squirrelhunter· Premium Member
Very nice project. I would love too see how it shoots. Really cool. What's years do you think its from?Picked up this old Ballard earlier this year as a project rifle. It has had it's buttstock chopped down, and likely started life as a Union Hill with small Swiss buttplate. Someone wanted a hunting rifle, so after cutting the top 1/3 off the stock, they chopped the buttplate area flat too. The result didn't look horrible, but the spliced wood was obvious, and the length of pull was an inch too short.
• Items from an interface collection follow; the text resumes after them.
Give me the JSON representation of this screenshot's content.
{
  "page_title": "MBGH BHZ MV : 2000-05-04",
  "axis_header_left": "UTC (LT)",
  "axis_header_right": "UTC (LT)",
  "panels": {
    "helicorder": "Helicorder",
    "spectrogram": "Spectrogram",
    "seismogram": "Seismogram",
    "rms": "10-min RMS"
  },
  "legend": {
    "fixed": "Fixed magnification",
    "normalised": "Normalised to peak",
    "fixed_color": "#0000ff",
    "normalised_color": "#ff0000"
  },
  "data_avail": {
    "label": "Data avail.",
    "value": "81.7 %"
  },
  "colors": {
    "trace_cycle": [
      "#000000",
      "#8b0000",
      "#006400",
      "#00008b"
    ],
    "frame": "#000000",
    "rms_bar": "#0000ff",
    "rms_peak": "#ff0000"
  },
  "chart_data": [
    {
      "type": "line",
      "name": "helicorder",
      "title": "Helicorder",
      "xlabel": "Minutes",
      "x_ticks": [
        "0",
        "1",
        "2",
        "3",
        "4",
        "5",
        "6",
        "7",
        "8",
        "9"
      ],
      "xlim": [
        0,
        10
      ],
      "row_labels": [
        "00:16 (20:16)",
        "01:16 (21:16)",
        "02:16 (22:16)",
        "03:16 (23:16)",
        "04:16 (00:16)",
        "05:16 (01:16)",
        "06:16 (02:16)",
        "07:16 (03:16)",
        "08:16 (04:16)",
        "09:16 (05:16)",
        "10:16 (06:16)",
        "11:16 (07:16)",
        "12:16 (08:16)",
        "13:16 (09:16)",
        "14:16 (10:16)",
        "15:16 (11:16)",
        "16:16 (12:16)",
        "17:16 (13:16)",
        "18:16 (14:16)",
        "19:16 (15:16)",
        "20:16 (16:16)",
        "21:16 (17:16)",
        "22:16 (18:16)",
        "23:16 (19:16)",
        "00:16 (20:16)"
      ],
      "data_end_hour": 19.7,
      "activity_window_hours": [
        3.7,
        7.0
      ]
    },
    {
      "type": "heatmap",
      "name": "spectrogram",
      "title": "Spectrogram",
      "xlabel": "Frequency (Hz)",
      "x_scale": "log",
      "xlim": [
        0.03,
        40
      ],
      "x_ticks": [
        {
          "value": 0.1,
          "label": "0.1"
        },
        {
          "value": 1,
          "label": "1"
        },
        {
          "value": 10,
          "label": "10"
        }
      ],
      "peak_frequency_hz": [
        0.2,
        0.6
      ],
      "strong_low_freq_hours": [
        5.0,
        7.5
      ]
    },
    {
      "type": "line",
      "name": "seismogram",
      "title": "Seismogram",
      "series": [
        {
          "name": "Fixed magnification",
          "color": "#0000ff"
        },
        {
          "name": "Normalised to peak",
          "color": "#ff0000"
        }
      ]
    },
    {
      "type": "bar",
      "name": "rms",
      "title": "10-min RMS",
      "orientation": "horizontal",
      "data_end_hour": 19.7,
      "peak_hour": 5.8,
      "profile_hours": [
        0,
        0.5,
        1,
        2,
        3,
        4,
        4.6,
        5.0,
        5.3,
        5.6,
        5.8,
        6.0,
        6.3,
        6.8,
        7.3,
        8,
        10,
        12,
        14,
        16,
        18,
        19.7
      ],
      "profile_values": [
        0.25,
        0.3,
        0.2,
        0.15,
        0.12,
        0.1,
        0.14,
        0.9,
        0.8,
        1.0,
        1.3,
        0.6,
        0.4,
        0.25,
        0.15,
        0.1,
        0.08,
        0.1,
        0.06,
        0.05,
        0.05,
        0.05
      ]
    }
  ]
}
I attempted to make it look a bit better, but it really needed to be replaced. I sent word out amongst some friends and one had a decent buttstock, with enough patina to match the gun and forearm quite well! It needed a buttplate and grip cap, but otherwise pretty nice.
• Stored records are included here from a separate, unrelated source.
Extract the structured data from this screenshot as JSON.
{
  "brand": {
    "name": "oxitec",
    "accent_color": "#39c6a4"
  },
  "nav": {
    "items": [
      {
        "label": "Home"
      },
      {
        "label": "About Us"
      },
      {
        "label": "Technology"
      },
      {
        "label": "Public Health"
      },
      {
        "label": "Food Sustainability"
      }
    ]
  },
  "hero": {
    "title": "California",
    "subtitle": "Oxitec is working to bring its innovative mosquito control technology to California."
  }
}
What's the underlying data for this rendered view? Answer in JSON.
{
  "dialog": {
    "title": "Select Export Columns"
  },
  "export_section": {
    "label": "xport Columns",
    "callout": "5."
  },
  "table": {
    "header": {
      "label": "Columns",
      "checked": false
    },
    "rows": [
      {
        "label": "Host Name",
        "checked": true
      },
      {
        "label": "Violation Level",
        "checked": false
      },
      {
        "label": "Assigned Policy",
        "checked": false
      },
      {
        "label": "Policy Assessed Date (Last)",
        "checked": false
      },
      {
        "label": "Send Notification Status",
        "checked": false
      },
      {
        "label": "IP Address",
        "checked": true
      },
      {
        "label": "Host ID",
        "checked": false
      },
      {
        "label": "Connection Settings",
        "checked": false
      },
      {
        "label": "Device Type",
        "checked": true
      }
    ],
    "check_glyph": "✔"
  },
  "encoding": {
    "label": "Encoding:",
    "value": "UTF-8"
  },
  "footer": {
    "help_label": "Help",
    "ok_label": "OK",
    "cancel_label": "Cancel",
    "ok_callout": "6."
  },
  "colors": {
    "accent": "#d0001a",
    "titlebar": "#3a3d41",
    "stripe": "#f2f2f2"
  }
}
I ordered a repro Ballard buttplate, which had some extra curve, and boiled it to get it warm enough to flatten and reshape. Then did some minor inletting on the stock to fit it perfect. The lower screw hole aligned with the stock bolt, so I plugged the factory hole on the buttplate, and drilled and countersunk a new hole to mount the buttplate.
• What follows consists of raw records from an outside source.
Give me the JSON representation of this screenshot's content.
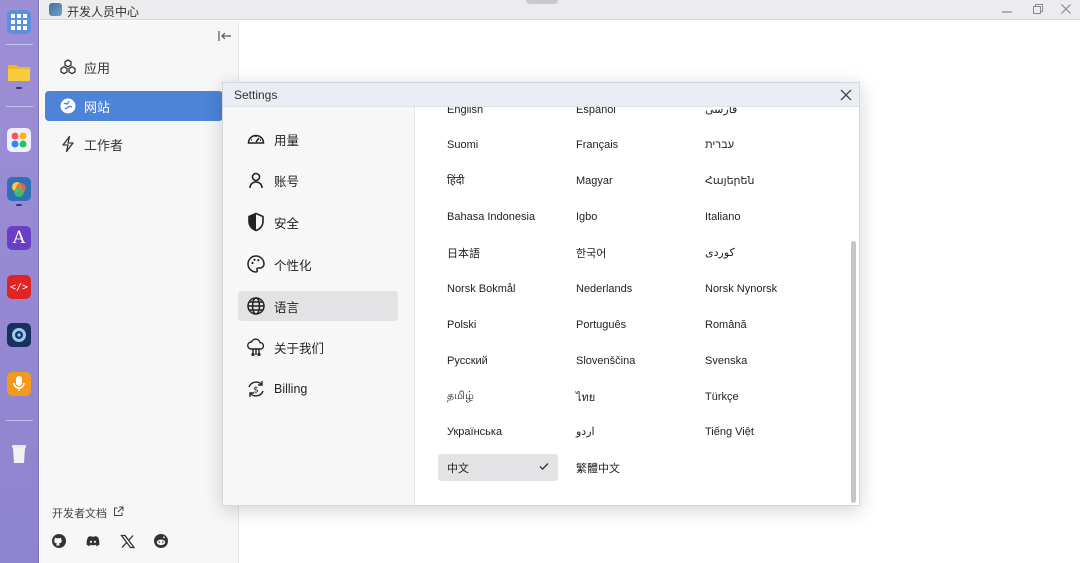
{
  "titlebar": {
    "title": "开发人员中心"
  },
  "dock": {
    "icons": [
      "apps-grid-icon",
      "files-icon",
      "app-store-icon",
      "photos-icon",
      "dictionary-icon",
      "code-editor-icon",
      "camera-icon",
      "voice-recorder-icon",
      "trash-icon"
    ]
  },
  "sidebar": {
    "items": [
      {
        "label": "应用",
        "icon": "cubes-icon"
      },
      {
        "label": "网站",
        "icon": "globe-icon",
        "active": true
      },
      {
        "label": "工作者",
        "icon": "bolt-icon"
      }
    ],
    "dev_docs_label": "开发者文档",
    "social": [
      "github-icon",
      "discord-icon",
      "x-icon",
      "reddit-icon"
    ]
  },
  "dialog": {
    "title": "Settings",
    "nav": [
      {
        "label": "用量",
        "icon": "gauge-icon"
      },
      {
        "label": "账号",
        "icon": "user-icon"
      },
      {
        "label": "安全",
        "icon": "shield-icon"
      },
      {
        "label": "个性化",
        "icon": "palette-icon"
      },
      {
        "label": "语言",
        "icon": "globe-icon",
        "active": true
      },
      {
        "label": "关于我们",
        "icon": "about-icon"
      },
      {
        "label": "Billing",
        "icon": "billing-icon"
      }
    ],
    "languages": [
      [
        "English",
        "Español",
        "فارسی"
      ],
      [
        "Suomi",
        "Français",
        "עברית"
      ],
      [
        "हिंदी",
        "Magyar",
        "Հայերեն"
      ],
      [
        "Bahasa Indonesia",
        "Igbo",
        "Italiano"
      ],
      [
        "日本語",
        "한국어",
        "کوردی"
      ],
      [
        "Norsk Bokmål",
        "Nederlands",
        "Norsk Nynorsk"
      ],
      [
        "Polski",
        "Português",
        "Română"
      ],
      [
        "Русский",
        "Slovenščina",
        "Svenska"
      ],
      [
        "தமிழ்",
        "ไทย",
        "Türkçe"
      ],
      [
        "Українська",
        "اردو",
        "Tiếng Việt"
      ],
      [
        "中文",
        "繁體中文"
      ]
    ],
    "selected_language": "中文",
    "colors": {
      "accent": "#4d84d8",
      "selected_bg": "#e3e3e5",
      "header_bg": "#e9eef5"
    }
  }
}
Had an old ebony grip cap that was large, and filed it down to fit. Then filed and sanded the buttplate to a perfect fit also. Came out looking like it's been there forever, and feels much better with the correct length of pull! Still need one more dab of filler on the buttplate, as it shrunk and left a little indent where I filled the hole.
Serial number indicates it's likely from around 1885 or so. Marlin almost never recorded Ballard rifles in their records, so tough to pinpoint closely. I think there are about 20 Ballard rifles in Marlin's records, and nobody knows why those were recorded?Very nice project. I would love too see how it shoots. Really cool. What's years do you think its from?
Afraid I it may disappoint you then! I shoot no black powder at all, so all my old Marlins get mild smokeless powder loads.Sounds good keep us updated on the range time with it. I'm a big black powder buff so this is close enough to peak my curiosity on how it shoots. Should be fun
No, all Ballards are black powder firearms, as the last built by Marlin were sold in 1890-91, so long before smokeless powders were around. I just prefer smokeless, so that is what I use in all my old single shot rifles.Nothing to disapoint. I know its not black powder firearm .
An update to this post, and gun. I recently received all the brass, ammo, and paperwork the previous owner accumulated over the 40 years he owned the Pope Ballard set!Here's one I just picked up this weekend! A Marlin Ballard 3 barrel set, with case, tools, and an old Winchester B5 scope! This is a HM Pope 3 barrel set, and after 30 years of hoping for a Pope Ballard, I finally got my wish!
Calibers are .32-40, .28-30, and .22WCF. The .28-30 is based on a .25-35 necked up to .28 caliber, and this is the only known chambering of this caliber in a HM Pope barrel.
This gun's case is marked LG Pridy, who was a barber in Denver, Co. in the late 1800's, and a member of the Denver City Gun Club when they won top US shooting team honors in 1919.